Your search returned 23 results in 3 document sections:

Southern Historical Society Papers, Volume 6. (ed. Reverend J. William Jones), Relative numbers at Gettysburg. (search)
t appear on the return for the 31st of May. These brigades were--first, Pettigrew's, nearly 4,000 men strong (before leaving in Virginia one of its five regiments); second, Jenkins' cavalry, and third, Imboden's mixed command, numbering together more than 2,500 men. On the other hand the effective strength of the army was reduced by the three following causes: first, detachments; second, losses in fights; third, sickness, straggling and desertion. First, detachments: Corse's brigade of Pickett's division and one regiment of Pettigrew's brigade (about 800 strong) were sent to Hanover Junction (Virginia), and later Early left one regiment to escort the prisoners from Winchester, and two others to occupy that town. These forces can be reckoned at 3,500 men. Second, losses in fights: the losses at Fleetwood, Winchester, Middleburg, Upperville and Hanover (Pennsylvania) were 1,400. Third, sickness, straggling and desertion: the reduction of the army through these causes must have bee
Southern Historical Society Papers, Volume 6. (ed. Reverend J. William Jones), Book notices. (search)
ters are allowed to mar the spirit of the narrative, we would be reminded that these indicate the true feelings of the times, and that these are atoned for by the very different spirit in which he wrote and spoke after the close of the war. E. g., if he called us in ‘61 traitors who viper-like had fired on the flag which protected us, he said in a public speech at Lexington, Massachusetts, on the 19th of April, 1875: . . . As an American, I am as proud of the men who charged so bravely with Pickett's division on our lines at Gettysburg, as I am of the men who so bravely met and repulsed them there. Men cannot always choose the right cause; but when, having chosen that which conscience dictates, they are ready to die for it, if they justify not their cause, they at least ennoble themselves. And the men who, for conscience' sake, fought against their government at Gettysburg, ought easily to be forgiven by the sons of men who, for conscience' sake, fought against their government at L
Southern Historical Society Papers, Volume 6. (ed. Reverend J. William Jones), General C. M. Wilcox on the battle of Gettysburg. (search)

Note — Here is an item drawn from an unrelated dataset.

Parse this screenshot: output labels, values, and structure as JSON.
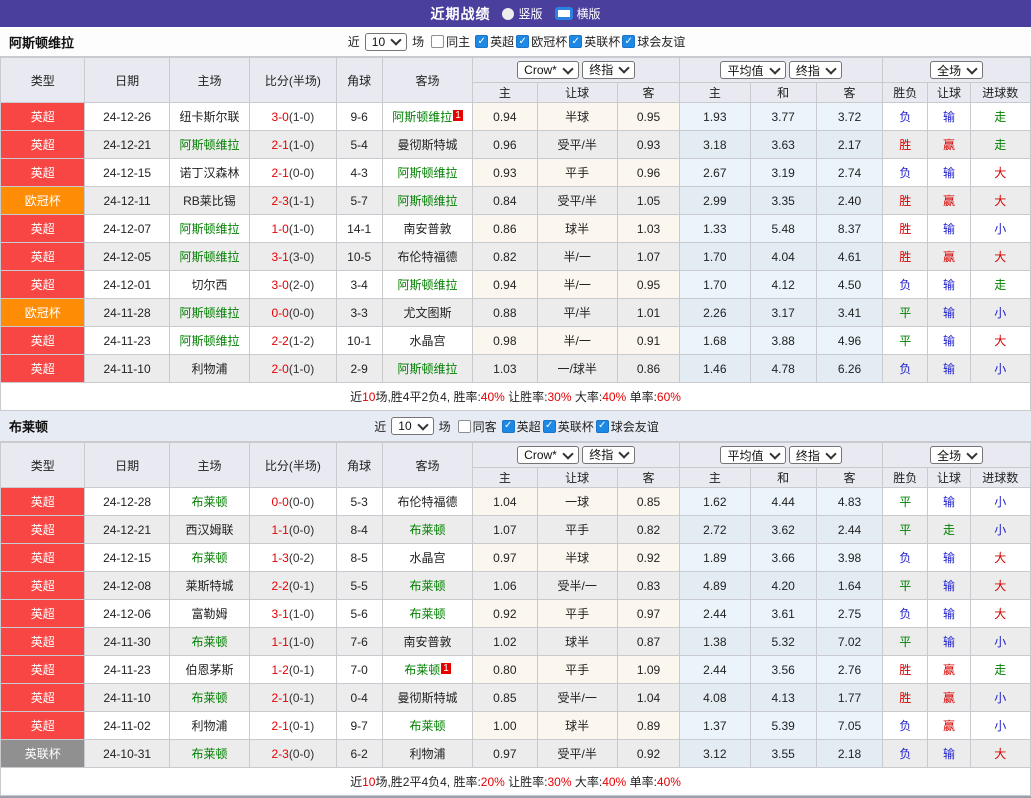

Lee's infantry was now up and in hand, except Pickett's division of three brigades. Of the eight ds to be massed in a piece of woods from which Pickett was to charge, and it was to pour a continous and supported by it, Pickett was to charge. Pickett's three brigades were in line in an open fielbivouacked during the night. About 10 A. M., Pickett's three brigades-Armistead's, Garnett's and Kistead was on his left, Kemper on his right. Pickett's division did not charge from any piece of w to order me to advance in rear of and beyond Pickett's right. Three officers were sent to insure pinion, but in that of Colonel Alexander, for Pickett to advance, and he was asked by him if he shos a highly colored and graphic description of Pickett's charge, closing as follows: When the smoke cleared away, Pickett's division was gone. Nearly two-thirds of his men lay dead on the field, andt that Hood and McLaws were to have supported Pickett. He says: As they were ordered to do by Gene[11 more...]